  • Longevity: The CISSP exam is said to focus more on the business side of cybersecurity than the technical side, and for good reason: individual cyber threats change very quickly, but the theory on how to mitigate against them is more fundamental. I will continue to learn about the field even after getting a certificate, but I expect my knowledge gained during this time to bring value to me for a very long time.

Progress Update: MBA Coursework

I have completed 3 of the 13 courses required to earn my MBA, with a total grade point average of 4.0. Completed classes include:

  • Marketing and Consumer Behavior: a course in how firms interact with markets, creating and selling products that consumers want to buy.
  • Organizational Leadership, Ethics, & Change: a course in the management of organizations and teams, including material on how to hire, empower, engage, motivate, and evaluate the performance of employees.
  • Information Systems for Competitive Advantage: an in-depth study of how companies establish and defend market leadership, and the critical role of technology in modern firms.

This semester (fall 2020), I am taking the following courses:

  • Financial Analysis: a course in corporate finance, which studies methods for managing a firm’s investments, capital structure, and cash flows.
  • Supply Chain, & Quality Management: a course in synchronizing a firm’s supply and demand, ensuring the on time procurement, manufacture, and delivery of quality products to customers.

I will be taking the following courses between Spring of 2021, and my planned date of graduation in Spring 2022. The exact plan may change based on course availability.

  • Spring 2021
    • Information Technology Auditing
    • Security & Information Assurance
  • Summer 2021
    • Quantitative Analysis
    • Information Risk Management
  • Fall 2021
    • Project Management
    • Strategy & the Competitive Environment
  • Spring 2022
    • Cost Analysis & Systems
    • Capstone Project


The most exciting part of the journey ahead, to me, is the prospect of learning new things.
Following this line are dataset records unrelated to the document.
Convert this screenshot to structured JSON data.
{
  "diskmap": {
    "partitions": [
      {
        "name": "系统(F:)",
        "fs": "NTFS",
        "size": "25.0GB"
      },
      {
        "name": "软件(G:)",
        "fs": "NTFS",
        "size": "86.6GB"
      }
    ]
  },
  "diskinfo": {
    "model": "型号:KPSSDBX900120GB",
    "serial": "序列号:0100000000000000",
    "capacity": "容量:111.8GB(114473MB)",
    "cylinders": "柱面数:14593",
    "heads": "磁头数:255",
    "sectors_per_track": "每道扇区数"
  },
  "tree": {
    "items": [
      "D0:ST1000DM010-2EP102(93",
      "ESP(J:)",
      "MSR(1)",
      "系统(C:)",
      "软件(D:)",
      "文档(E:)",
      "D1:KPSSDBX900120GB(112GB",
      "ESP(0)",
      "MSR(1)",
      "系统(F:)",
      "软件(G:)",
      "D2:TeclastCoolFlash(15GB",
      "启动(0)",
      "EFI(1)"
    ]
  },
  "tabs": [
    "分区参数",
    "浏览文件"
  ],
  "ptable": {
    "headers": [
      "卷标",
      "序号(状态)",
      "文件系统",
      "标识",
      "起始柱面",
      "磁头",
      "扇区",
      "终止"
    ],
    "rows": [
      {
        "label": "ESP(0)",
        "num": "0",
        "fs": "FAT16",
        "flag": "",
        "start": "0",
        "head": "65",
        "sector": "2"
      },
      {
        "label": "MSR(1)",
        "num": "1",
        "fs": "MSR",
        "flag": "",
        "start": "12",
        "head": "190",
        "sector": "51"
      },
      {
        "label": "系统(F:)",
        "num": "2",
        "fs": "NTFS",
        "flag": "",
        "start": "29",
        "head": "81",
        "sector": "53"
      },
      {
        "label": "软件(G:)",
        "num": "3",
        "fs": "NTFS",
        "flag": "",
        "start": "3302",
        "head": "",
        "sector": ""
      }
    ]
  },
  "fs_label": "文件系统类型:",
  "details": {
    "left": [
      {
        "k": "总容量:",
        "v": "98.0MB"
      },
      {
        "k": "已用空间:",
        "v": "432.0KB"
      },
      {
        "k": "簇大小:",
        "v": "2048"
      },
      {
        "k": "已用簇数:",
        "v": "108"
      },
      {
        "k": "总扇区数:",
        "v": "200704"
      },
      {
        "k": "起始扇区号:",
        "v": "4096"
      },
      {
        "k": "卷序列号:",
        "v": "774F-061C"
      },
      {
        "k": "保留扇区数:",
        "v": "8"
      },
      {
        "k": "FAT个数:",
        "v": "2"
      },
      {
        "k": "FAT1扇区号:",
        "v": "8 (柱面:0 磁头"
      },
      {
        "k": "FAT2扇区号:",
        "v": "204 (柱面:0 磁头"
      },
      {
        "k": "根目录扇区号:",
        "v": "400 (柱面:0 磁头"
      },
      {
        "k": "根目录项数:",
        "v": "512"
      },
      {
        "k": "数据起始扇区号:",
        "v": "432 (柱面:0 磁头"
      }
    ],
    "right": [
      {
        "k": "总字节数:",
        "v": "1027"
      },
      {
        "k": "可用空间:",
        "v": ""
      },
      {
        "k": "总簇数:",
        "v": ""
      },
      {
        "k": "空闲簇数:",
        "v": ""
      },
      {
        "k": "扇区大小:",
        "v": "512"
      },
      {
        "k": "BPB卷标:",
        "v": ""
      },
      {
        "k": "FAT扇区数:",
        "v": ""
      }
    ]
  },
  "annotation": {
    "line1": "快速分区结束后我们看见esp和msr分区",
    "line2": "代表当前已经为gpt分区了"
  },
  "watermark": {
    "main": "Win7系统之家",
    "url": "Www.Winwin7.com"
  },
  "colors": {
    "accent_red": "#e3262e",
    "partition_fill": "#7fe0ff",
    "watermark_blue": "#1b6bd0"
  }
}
As I expand into new fields, instead of shrinking away from these challenges, I approach them head on. And so far, it’s working out well.

I probably won’t move into security work full time. But I will learn more about it, and this will help me make better products, which ultimately delivers value not only to a firm, but its customers too. The data we process, after all, belongs to people too, and as software becomes ever more a crucial part of our lives, I hope to see security and privacy maintain a vital role, so that we can all feel comfortable in the knowledge that our data is in good hands.